→ **WHAT THIS TASK INVOLVES**
How many lines in the material below contain the word "true"? Write only the number.

→ **RECORDS SUPPLIED**
Segment Open
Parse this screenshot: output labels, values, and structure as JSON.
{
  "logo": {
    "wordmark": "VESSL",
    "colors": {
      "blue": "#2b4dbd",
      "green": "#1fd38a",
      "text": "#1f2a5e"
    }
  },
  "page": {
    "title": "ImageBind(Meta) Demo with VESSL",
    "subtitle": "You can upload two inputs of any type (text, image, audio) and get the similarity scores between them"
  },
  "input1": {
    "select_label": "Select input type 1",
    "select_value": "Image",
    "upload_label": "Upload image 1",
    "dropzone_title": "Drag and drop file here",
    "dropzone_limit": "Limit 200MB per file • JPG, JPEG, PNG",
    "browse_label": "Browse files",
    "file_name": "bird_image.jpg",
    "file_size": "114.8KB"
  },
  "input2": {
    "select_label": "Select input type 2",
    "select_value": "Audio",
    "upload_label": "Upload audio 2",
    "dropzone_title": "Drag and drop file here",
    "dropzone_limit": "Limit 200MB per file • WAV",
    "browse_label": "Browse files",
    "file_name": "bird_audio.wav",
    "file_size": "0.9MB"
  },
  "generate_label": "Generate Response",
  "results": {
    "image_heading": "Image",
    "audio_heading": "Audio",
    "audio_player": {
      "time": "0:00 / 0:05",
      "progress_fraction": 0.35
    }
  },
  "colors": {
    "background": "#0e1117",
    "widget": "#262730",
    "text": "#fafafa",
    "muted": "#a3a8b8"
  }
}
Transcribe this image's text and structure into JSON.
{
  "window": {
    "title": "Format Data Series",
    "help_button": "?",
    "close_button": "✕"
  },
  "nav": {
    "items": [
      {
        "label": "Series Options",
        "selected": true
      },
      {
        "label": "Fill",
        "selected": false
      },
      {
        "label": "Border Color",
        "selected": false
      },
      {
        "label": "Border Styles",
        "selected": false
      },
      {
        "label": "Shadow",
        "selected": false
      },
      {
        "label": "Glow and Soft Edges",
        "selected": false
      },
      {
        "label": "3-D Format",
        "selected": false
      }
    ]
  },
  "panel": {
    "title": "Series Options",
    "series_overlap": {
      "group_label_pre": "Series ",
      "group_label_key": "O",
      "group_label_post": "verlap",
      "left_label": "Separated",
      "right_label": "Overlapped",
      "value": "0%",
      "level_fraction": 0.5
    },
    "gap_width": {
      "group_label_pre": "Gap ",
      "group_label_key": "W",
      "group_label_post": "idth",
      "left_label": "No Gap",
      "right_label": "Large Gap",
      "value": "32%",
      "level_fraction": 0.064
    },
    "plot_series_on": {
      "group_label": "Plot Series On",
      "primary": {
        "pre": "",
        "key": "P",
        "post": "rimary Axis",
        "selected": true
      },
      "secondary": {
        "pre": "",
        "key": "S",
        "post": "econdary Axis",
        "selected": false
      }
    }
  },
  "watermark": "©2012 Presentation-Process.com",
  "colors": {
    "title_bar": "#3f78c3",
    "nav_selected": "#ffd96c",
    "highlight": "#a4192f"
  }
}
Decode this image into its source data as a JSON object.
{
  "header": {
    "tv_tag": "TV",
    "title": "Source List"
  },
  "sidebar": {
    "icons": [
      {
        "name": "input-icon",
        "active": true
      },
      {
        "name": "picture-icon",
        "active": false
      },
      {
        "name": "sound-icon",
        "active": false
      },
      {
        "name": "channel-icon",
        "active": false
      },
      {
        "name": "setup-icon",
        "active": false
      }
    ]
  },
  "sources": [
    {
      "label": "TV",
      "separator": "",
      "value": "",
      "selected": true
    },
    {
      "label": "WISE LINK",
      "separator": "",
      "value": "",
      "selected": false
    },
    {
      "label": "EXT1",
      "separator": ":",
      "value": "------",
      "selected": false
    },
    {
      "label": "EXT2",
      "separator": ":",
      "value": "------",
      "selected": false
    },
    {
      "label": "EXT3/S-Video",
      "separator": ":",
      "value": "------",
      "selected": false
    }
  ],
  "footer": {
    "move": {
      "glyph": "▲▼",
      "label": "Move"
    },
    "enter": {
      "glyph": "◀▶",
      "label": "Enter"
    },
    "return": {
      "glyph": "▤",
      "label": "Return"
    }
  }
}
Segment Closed
→ **TASK RESULT**
4